Not All Fun and Games, Twitter is Tool For Business

Many people view Twitter as a childish game; just another haunt for people who have nothing better to do than to waste their lives away stalking celebrities and/or regurgitating endless streams of trivial and aimless updates hoping that even a handful of Twitter’s 200 million registered users will care. 

In some ways, they are right. The evidence is not hard to find. Even a quick check of Twitter’s trending topics would back up such a statement. As I write this, they range from “#WorstFeeling” to a real revelation; “Today is Friday”.

So, yes, Twitter is full of mindless chatter that barely qualifies as conversation. However, ask a business person or someone who knows how to network, and Twitter is a completely different animal.
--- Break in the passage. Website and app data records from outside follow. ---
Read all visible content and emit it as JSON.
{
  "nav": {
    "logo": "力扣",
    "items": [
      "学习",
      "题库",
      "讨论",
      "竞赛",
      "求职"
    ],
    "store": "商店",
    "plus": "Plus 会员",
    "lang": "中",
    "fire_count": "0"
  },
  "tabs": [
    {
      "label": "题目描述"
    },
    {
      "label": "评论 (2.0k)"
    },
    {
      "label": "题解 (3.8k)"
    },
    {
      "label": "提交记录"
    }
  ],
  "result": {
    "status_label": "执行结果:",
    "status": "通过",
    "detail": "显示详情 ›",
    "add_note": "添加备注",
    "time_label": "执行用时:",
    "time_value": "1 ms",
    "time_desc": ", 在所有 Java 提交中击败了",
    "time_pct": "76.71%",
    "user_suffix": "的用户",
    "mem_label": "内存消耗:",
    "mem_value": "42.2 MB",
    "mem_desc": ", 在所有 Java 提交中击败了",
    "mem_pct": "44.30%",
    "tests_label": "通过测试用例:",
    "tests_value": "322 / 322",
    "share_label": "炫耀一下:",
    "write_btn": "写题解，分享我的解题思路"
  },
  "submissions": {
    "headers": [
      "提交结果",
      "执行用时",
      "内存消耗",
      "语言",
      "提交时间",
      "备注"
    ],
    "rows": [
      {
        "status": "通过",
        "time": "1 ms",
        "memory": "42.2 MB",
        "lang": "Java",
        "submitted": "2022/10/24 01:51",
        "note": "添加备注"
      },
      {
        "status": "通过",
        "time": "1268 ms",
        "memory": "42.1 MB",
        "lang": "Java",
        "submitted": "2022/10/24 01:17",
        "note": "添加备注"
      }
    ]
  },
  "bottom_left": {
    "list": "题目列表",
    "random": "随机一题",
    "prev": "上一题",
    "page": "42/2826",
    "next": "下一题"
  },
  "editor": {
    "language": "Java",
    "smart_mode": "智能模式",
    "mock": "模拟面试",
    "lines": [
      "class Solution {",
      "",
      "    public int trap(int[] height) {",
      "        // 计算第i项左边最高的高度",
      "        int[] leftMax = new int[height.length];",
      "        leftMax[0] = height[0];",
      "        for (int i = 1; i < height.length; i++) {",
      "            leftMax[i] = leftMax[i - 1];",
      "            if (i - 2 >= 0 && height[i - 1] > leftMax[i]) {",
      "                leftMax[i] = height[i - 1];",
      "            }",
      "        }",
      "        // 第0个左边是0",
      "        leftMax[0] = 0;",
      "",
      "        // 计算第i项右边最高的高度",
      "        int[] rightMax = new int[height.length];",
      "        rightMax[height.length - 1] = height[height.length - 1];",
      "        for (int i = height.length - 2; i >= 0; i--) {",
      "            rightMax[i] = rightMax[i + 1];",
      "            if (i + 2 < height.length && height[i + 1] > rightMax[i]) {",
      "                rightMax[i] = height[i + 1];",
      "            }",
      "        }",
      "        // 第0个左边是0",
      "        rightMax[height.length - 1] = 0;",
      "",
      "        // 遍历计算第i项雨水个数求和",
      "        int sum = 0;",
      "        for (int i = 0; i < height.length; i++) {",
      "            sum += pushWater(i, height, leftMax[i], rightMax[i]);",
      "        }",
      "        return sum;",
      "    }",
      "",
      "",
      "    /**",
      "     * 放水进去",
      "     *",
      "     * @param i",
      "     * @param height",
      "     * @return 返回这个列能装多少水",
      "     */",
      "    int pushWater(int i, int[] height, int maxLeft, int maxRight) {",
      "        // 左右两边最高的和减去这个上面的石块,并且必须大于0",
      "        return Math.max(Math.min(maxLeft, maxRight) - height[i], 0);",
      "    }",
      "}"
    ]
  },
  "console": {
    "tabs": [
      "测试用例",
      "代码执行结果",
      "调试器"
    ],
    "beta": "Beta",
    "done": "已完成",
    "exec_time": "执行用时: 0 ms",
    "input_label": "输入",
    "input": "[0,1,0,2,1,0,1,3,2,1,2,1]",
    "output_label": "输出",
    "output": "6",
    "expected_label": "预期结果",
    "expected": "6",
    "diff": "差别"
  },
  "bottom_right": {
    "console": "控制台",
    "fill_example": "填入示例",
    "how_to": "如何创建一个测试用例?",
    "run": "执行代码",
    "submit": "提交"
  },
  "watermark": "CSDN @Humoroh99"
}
For me, Twitter is the fastest and most accessible way to keep up on the sports world–which I follow obsessively. The key is to follow only a select group of users who are posting interesting and engaging material relating to your interests. For me, that includes just upwards of 1,000 sports bloggers, news outlets, and major sports network analysts and anchors. My Twitter feed is the first place I go to look for breaking news. Within the last 5 minutes, it broke the news to me that the Chicago Cubs dismissed general manager Jim Hendry and that hockey star Chris Drury retired. Mixed in with this information is a blog post analyzing the Detroit Tigers’ defense and an alert that a popular soccer podcast just went live.

As an aspiring sports journalist, I’ll re-post the information I think my followers would be most interested in and maybe even use what I’m reading on Twitter as inspiration for a blog post of my own. If I post enough compelling and unique content, I’ll increase my followers, and at the same time, my influence in the sports community.

The point is, on a personal level, Twitter is what you make it. Rarely does my Twitter experience include learning the reaction of psychotic fangirls to Justin Beiber’s latest haircut, simply because no one I follow cares.

From a business perspective, companies of all sizes can use social networks, specifically Twitter, both to keep up on trends and to gauge customer satisfaction.

Touch Marketing recently posted some revealing information on the subject of brands’ use of Twitter. Some highlights:

88 of the 100 Fortune Global Companies post daily news and updates – According to a study by Burson-Marsteller, “the Fortune Global 100 are now more likely to directly engage users on social media.” Before this year, companies were mainly using social networks to broadcast one-way communication. Now, they are beginning to realize the value of answering the questions and concerns of customers in the most public forum possible.

85% of companies are now using social media as part of their recruitment processBizTechDay notes that 10% of corporate tweets are job info related.

43% of people follow a brand on Twitter for special offers/deals, and 75% of users are more likely to purchase from a brand they follow – 28% of corporate tweets are deal related, according to the aforementioned blog post.

24% of current customers follow that brand on Twitter, and 66% of all questions asked on Twitter have a commercial intent – That’s a lot of people potentially talking about your business, whether positive or negative. Which leads us to what might be the most important number…

1,000,000 people view Tweets about customer service each week, and around 80% of those customer service Tweets are negative or critical – Twitter is becoming a great way for potential customers to see what people are saying about your company, and what they’re saying could be the deal-breaker. Engaging with existing and potential customers on Twitter is a great way to show you care. It also expands your influence and is a fantastic way to keep your company on the customer’s radar.

If you’re interested in Detroit sports, follow me (@garretkc) on Twitter. If you’re interested in the latest internet marketing news and strategies, including tips for small businesses and social networking, follow Got WWW? (@gotwww).